▶ EXERCISE OBJECTIVE:
If a line below contains the string "icon", return that line.

(Records drawn from a dataset)
-*-*-

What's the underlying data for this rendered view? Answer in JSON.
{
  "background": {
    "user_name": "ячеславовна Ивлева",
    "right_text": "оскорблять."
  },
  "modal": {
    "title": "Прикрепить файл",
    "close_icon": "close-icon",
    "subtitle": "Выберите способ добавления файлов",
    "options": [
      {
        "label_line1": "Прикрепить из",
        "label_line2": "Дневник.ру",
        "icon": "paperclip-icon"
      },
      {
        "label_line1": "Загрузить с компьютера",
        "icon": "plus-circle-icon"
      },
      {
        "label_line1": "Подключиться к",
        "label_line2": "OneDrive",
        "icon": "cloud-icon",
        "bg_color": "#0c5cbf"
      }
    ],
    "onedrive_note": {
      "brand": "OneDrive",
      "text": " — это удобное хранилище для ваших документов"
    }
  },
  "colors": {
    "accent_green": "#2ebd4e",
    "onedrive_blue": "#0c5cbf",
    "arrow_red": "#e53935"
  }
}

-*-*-

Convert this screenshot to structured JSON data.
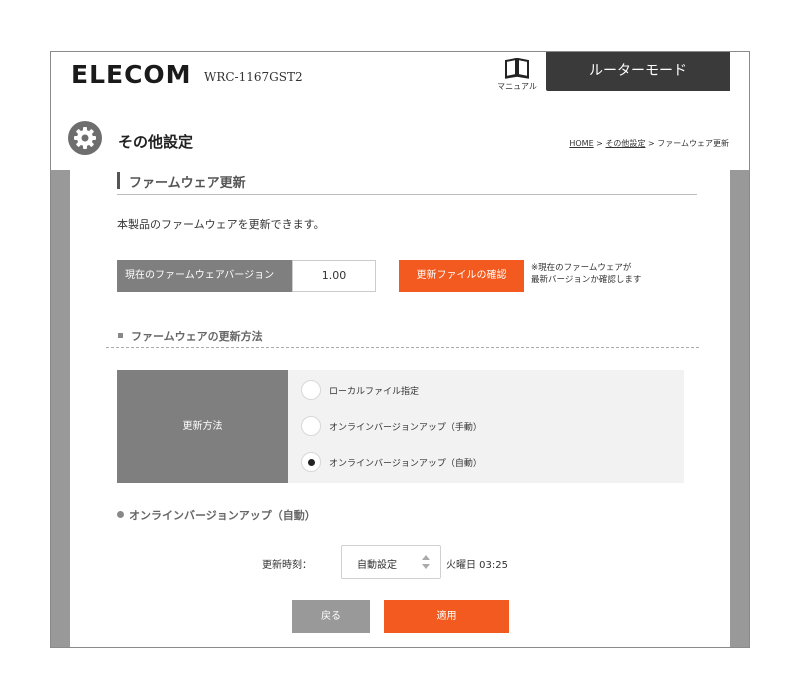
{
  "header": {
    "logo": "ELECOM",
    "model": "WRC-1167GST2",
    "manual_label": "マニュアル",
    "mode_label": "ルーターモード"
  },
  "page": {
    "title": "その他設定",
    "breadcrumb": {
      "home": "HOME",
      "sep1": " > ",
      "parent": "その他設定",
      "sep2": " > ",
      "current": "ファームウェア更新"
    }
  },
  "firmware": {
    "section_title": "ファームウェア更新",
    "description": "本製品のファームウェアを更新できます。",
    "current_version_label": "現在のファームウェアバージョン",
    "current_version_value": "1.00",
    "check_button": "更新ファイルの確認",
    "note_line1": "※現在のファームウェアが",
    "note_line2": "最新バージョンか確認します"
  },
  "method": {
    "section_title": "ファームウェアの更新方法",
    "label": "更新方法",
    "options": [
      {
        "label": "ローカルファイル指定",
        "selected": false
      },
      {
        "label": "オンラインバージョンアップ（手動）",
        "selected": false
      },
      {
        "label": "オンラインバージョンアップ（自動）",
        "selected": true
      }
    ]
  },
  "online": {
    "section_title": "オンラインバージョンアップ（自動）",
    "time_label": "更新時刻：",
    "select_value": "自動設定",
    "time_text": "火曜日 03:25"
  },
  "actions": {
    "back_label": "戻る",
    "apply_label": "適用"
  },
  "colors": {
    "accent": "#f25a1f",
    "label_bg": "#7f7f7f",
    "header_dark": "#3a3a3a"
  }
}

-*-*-

▶ SOLUTION TO THIS PROBLEM:
    "close_icon": "close-icon",
        "icon": "paperclip-icon"
        "icon": "plus-circle-icon"
        "icon": "cloud-icon",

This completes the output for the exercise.